I had the pleasure of moderating a panel at the annual Advertising Week conferenceof six "masters of monetization," as Ad Week called them.
The group spanned the digital spectrum, from social and mobile to local: Tom Arrix runs sales at Facebook, Mike Gamson, LinkedIn's VP of Global Sales, Lee Brown, SVP of Sales from Groupon, Maria Mandel, VP Marketing and Media Innovation at AT+T Ad Works, Andy Wiedlin, BuzzFeed's chief Revenue Officer and Taylor Gray, who until a few weeks ago was VP of Marketing and Social Media Strategy at Huffington Post Media Group.

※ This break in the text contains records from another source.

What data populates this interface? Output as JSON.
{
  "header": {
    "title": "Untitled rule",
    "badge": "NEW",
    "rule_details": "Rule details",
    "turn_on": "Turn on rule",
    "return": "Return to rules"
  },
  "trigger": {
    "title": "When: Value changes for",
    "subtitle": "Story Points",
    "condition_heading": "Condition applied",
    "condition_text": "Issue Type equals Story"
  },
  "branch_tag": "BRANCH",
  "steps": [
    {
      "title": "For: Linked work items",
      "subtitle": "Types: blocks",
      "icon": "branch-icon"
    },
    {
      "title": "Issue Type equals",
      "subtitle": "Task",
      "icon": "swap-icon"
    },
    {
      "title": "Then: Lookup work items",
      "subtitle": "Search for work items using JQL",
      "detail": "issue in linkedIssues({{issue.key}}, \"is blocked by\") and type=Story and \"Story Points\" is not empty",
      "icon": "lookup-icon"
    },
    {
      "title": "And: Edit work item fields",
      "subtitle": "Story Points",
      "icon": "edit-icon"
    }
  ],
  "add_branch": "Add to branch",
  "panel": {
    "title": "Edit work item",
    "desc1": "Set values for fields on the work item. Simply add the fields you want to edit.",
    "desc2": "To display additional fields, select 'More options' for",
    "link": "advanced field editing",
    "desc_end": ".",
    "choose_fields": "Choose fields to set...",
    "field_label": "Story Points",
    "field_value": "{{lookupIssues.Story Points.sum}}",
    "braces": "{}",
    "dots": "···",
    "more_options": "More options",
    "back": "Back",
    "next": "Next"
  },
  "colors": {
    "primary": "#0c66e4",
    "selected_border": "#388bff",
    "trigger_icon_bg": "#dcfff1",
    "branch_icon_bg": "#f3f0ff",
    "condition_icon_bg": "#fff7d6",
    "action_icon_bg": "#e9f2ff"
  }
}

Despite volatile financial markets and the slowdown in overall advertising growth, the mood on the panel could not have been more bullish. The economic downturn actually seems to be helping these companies. AT+T's Mandel said that clients are more desperate than ever for targeted messaging and quantifiable results. BuzzFeed's Wiedlen noted that the recession has forced brands to question the status quo and hunt for real value. He cited the example of mobile carriers like Verizon spending hundreds of millions of dollars on newspaper campaigns until the financial pinch pushed them to get more bang for their buck.
The biggest challenge these companies face, it seems, is educating marketers about how to leverage new technology. Facebook's Arrix spoke extensively about the importance of convincing brands that they're not just selling display ads, they're selling a whole new way of marketing, which is "people-centric". There was no debate about the fact that consumers have more power than ever—for sending branded content viral with the likes of BuzzFeed or simply following a brand on Facebook or a company on LinkedIn. And when consumers become brand evangelists or simply opt to receiving information, the potential is massive.
The impressions that companies like Huffington Post or BuzzFeed deliver doesn't necessarily fit into the "units" that marketers are accustomed to buying, so here comes another challenge, tweaking the new digital model so it fits within the old agency systems. A brand like Budweiser may set out to market to 25 to 36 year old men, but as BuzzFeed's Wiedlen pointed out, what they rally want is to target big beer drinkers, a category they'll find quite easily on Facebook. No doubt, as the ads change so does the lexicon — what it means to "target" is quite different than it was in the pre Facebook era.
Where do ad agencies fit in? They hardly were mentioned in the first half-hour of conversation, but the moment I questioned their relevance (now that brands can work directly with Facebook, LinkedIn, or Groupon) the panelists insisted agencies still play a key role. "We love agencies!" Groupon's Brown rushed to say. Why? In part because agencies act as consultants,helping brands move into these areas, and help them figure out their messaging or content. Facebook's Arrix mentioned repeatedly how he meets directly with major marketers-- but neither he nor any of the other panelists wanted to jeopardize their relationship with the folks that control ad budgets and packed the audience.
So what was the message to agencies and brands? Experiment and try new things. LinkedIn's Gamson talked about the returns that comes from trying new things — test, tweak and iterate. And move fast. Arrix and others talked about the pressure they're under to maintain a certain pace of innovation. And brands that don't try these new models may start to look old hat to consumers.